It was a risky wager. Oil was around $15 a barrel in June 1999 when Alfonso Cortina, chief executive of Spanish oil company Repsol, shelled out $15 billion for control of Argentina's YPF. The price tag for the 85% stake, to add to the 15% it already owned, matched Repsol's total market capitalization.
Now, with oil at $25 a barrel, the 56-year-old Cortina looks more like a visionary than a gambler. The new Repsol-YPF is the world's seventh-largest oil company. That's a far cry from the government-controlled, mainly domestic operation that Repsol was when Prime Minister Jose Maria Aznar made Cortina CEO in 1996. "It was an exceptional opportunity," says Cortina of the YPF acquisition.

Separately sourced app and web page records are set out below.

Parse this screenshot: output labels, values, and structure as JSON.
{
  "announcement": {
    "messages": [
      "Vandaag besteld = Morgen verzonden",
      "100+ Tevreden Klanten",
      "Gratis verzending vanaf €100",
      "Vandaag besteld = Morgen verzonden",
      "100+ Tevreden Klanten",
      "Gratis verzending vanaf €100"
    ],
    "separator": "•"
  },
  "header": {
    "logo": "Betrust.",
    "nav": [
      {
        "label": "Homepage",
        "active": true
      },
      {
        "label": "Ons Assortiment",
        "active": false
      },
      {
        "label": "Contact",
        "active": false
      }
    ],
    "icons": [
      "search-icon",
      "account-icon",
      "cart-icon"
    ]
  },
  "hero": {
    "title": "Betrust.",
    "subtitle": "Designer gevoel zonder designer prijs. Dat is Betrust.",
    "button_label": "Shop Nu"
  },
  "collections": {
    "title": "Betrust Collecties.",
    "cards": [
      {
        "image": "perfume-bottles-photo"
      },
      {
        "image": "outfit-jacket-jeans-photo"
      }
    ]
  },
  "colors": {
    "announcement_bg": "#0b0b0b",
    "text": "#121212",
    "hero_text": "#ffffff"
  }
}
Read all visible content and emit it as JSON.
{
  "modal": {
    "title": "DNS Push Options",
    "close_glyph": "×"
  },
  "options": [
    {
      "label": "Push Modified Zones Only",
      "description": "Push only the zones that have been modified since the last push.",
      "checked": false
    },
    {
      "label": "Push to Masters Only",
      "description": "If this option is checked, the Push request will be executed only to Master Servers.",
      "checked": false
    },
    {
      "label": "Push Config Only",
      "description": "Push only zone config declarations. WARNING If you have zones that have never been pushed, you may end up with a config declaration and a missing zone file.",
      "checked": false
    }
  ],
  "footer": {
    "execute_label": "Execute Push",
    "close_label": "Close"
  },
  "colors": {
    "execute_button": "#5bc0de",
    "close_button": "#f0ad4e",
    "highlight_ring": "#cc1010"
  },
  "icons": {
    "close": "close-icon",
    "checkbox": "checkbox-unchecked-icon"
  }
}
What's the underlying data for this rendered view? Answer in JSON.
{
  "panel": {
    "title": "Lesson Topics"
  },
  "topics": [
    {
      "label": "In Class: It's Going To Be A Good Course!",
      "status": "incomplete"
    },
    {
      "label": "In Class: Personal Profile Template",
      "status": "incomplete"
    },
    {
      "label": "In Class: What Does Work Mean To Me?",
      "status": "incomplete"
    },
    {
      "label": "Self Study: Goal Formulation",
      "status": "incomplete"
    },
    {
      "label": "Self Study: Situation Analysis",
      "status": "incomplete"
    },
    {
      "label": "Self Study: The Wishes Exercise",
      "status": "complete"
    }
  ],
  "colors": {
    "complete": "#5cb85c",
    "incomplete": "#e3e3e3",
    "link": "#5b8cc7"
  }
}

Before the purchase, Repsol was mainly a refining and marketing outfit. The deal bolstered its exploration and production side, bringing total reserves to 4.5 billion barrels from a mere 978 million. It has also juiced profits: They jumped 16% last year to $1.1 billion. Cortina is forecasting a 50% hike for 2000. Yet Cortina isn't sitting still. Talks on a merger with Italy's ENI broke off earlier this year, but another oil deal is likely. He's also investing in fiber optics--one more new dimension for the Spanish company.